BEGIN Data extract
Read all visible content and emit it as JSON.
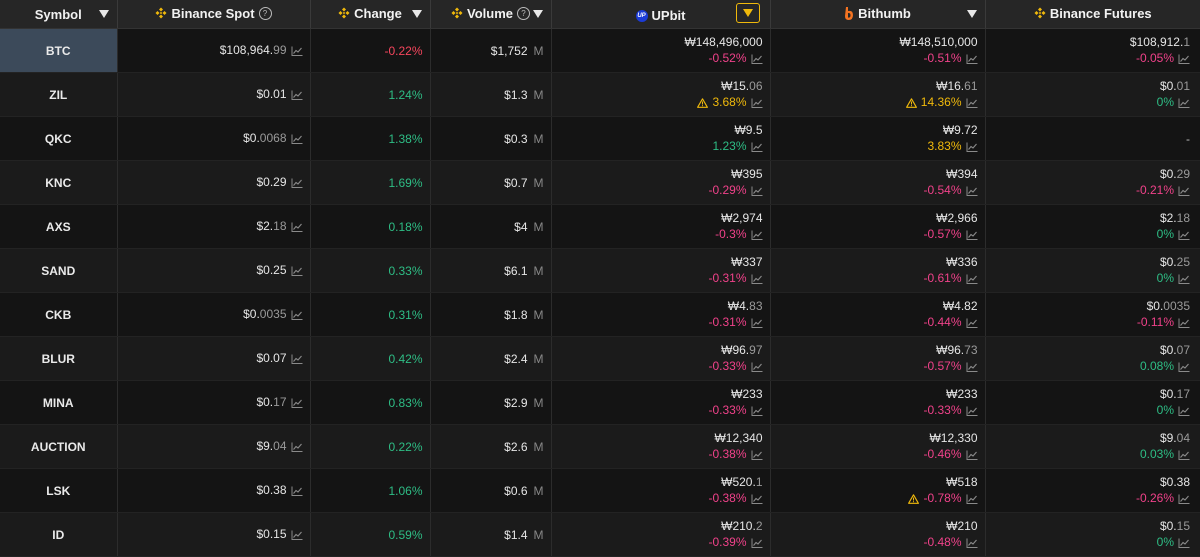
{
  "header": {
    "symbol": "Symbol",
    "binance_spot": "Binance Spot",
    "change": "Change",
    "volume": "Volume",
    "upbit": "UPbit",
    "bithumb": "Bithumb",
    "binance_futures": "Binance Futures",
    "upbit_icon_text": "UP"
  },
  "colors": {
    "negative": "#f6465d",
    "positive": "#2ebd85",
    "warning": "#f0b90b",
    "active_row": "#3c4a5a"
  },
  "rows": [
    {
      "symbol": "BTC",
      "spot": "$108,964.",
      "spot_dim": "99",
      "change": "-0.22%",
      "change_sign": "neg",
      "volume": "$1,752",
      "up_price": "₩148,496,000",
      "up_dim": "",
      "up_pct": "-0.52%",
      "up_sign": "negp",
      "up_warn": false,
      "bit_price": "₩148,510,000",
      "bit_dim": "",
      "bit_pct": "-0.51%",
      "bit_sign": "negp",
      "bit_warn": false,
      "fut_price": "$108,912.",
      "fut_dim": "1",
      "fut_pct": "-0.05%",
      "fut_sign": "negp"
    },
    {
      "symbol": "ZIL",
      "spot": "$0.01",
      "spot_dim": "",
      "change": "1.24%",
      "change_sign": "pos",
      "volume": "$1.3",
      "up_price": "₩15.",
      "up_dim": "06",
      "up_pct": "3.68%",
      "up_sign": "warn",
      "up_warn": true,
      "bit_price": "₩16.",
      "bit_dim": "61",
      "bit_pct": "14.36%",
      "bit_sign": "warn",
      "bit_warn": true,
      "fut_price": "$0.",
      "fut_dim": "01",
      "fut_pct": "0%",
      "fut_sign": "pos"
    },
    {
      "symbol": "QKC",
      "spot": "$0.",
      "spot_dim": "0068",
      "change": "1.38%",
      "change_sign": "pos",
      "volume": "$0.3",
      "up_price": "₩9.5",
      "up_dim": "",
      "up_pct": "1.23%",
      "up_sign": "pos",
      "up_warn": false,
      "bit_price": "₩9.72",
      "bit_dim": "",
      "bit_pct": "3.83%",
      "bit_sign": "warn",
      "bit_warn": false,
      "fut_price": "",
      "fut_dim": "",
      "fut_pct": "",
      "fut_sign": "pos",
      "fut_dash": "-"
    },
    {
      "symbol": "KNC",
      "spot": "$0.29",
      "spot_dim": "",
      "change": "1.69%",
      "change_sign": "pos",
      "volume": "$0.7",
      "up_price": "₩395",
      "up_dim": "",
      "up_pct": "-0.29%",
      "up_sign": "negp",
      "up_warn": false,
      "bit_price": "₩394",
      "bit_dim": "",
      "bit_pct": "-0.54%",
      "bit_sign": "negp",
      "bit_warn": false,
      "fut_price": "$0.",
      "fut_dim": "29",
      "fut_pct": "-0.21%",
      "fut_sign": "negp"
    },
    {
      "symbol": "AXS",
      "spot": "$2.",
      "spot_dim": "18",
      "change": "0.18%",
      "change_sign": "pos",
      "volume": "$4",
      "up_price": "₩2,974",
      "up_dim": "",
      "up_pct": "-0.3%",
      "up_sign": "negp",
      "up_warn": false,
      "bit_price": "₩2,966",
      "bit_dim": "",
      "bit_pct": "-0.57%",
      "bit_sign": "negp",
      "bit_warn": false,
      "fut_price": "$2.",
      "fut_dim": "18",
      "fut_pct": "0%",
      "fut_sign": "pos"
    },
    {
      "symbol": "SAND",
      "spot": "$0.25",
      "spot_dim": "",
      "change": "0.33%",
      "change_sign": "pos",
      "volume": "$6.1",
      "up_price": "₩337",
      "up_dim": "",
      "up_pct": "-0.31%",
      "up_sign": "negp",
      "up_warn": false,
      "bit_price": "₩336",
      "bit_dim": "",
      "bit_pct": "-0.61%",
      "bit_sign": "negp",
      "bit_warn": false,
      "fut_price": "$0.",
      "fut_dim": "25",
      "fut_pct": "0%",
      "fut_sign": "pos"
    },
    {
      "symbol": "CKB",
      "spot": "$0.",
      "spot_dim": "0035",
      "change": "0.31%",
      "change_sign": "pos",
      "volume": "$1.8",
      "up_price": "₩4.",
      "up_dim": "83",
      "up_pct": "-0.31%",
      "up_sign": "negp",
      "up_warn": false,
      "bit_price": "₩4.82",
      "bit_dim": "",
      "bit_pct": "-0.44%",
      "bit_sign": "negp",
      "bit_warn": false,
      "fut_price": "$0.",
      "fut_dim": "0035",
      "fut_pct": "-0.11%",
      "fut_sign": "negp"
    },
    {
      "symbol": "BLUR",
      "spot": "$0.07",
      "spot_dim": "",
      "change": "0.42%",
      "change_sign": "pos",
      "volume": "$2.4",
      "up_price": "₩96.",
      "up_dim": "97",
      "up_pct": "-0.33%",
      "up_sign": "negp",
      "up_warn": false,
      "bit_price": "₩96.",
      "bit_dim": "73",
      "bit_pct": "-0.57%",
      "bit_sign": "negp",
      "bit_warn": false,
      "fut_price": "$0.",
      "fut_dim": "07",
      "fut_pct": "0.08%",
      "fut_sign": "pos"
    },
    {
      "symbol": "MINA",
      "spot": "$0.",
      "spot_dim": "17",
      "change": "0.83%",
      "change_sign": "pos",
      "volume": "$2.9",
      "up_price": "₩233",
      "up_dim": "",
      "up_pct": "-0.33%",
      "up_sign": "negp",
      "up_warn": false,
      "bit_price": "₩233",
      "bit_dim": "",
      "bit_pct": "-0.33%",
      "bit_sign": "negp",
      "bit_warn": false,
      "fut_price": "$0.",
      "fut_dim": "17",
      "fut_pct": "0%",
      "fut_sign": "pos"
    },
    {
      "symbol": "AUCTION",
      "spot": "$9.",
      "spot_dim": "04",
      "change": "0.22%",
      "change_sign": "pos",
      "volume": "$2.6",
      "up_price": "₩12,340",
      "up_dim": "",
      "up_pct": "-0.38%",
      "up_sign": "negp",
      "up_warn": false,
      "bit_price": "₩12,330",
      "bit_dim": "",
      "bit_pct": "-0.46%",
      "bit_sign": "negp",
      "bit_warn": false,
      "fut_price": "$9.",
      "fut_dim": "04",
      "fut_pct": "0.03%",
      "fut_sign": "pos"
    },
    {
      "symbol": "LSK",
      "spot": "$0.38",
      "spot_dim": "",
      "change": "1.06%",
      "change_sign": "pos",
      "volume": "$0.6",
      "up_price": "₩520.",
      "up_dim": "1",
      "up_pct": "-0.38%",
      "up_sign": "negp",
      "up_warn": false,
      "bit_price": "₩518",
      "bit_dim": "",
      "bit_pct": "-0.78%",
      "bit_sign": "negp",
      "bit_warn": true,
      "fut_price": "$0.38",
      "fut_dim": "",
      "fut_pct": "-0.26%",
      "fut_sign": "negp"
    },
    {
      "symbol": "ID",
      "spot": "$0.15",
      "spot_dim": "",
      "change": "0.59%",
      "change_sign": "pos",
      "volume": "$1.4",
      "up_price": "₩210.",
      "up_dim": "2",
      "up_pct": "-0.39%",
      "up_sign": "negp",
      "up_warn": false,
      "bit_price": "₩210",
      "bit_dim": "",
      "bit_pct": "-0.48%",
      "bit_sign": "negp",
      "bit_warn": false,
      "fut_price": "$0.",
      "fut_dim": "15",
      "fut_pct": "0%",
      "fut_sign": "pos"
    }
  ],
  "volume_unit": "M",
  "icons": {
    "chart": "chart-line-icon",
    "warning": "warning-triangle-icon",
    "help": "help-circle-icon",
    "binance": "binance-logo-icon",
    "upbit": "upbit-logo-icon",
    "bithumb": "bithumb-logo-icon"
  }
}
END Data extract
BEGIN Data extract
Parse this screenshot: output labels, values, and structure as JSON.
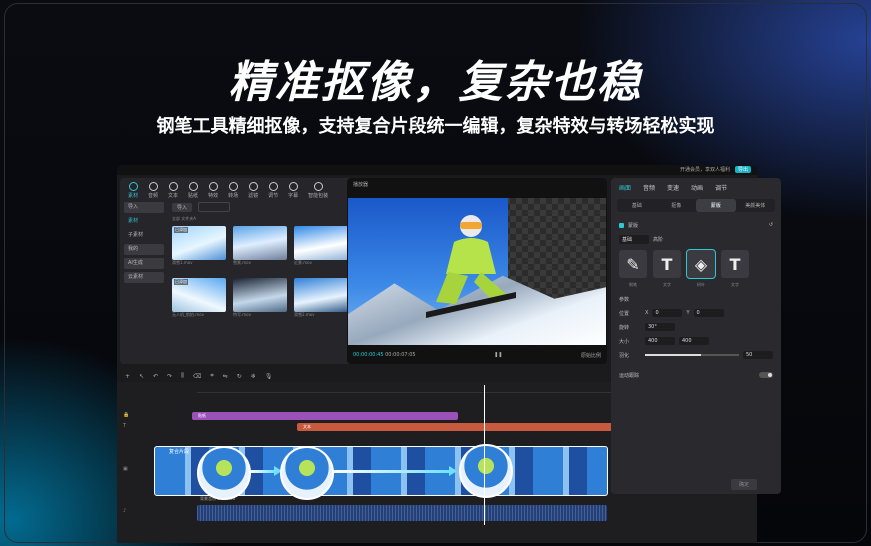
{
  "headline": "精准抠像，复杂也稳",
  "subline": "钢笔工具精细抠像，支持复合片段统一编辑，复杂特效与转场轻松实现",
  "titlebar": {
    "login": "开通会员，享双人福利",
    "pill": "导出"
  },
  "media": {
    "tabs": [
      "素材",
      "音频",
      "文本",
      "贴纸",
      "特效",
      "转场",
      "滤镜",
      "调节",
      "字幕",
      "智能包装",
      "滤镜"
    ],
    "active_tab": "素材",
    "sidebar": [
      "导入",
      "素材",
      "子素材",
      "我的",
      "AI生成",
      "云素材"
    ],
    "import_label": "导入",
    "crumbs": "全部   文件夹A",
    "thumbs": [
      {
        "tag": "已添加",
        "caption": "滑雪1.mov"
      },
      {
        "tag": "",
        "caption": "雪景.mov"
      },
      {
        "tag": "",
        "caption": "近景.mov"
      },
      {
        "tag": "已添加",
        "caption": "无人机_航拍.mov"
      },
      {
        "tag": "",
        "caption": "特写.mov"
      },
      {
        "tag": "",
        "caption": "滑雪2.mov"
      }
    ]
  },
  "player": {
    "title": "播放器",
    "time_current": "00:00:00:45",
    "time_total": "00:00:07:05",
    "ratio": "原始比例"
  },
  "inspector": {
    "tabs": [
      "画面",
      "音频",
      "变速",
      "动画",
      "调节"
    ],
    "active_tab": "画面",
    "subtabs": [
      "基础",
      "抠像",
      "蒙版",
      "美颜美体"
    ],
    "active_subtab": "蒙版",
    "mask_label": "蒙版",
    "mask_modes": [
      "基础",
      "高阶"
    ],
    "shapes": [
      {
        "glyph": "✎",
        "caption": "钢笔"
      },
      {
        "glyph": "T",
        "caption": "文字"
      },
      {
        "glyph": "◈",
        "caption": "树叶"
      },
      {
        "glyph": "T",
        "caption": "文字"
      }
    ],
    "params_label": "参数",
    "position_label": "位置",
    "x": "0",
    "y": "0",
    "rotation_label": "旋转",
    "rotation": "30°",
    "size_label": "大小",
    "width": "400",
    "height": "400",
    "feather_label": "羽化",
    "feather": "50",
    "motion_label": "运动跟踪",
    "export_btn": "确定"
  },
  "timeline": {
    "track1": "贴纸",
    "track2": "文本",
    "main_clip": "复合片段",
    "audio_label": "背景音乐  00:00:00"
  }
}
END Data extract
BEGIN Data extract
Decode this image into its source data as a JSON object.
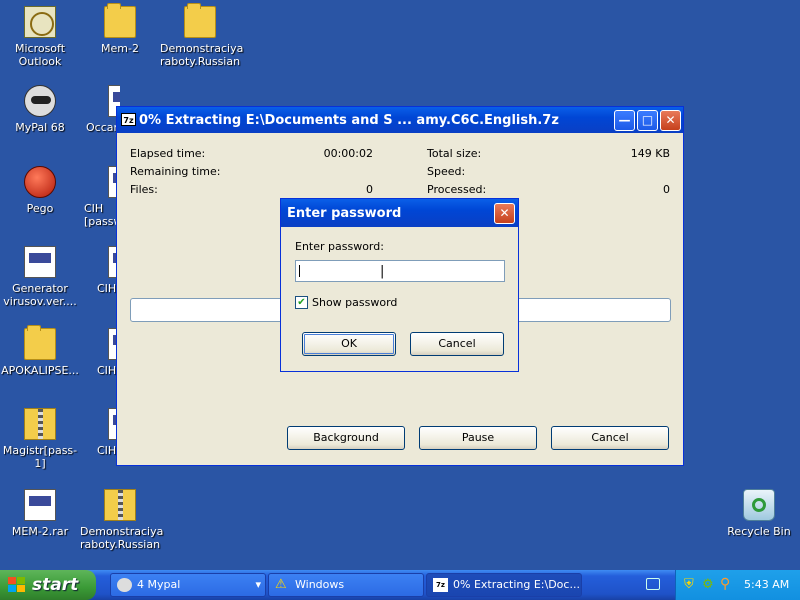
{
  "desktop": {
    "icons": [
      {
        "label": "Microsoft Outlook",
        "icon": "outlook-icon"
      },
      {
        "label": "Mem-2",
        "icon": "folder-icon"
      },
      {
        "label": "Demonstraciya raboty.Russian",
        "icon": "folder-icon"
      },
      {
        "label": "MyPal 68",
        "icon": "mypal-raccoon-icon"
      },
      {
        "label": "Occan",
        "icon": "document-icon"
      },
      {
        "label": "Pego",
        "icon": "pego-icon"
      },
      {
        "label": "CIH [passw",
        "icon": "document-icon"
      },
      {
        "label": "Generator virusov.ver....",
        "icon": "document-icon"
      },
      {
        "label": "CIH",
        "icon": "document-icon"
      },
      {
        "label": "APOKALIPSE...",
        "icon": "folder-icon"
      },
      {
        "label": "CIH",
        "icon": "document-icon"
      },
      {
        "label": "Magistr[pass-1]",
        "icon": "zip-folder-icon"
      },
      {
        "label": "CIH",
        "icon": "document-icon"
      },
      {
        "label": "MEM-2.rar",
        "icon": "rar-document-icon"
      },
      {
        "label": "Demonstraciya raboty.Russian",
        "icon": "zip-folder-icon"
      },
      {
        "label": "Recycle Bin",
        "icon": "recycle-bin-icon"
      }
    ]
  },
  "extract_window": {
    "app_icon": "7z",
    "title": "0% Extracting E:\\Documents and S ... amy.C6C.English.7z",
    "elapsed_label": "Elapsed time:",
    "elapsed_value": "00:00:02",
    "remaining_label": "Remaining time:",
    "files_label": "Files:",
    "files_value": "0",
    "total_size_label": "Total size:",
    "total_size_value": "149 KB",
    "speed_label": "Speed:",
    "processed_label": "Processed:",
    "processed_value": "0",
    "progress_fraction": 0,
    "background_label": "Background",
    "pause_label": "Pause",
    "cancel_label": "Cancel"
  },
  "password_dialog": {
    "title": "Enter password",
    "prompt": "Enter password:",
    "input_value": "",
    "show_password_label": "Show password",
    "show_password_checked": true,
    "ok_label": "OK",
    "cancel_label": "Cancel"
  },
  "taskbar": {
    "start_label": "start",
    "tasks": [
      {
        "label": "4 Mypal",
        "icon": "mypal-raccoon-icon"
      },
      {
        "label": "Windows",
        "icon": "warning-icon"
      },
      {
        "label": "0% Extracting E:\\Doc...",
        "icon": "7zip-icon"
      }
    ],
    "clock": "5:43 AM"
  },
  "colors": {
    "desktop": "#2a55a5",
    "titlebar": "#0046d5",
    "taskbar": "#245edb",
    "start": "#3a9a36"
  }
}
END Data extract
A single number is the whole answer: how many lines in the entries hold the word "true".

● **Output for this task**
4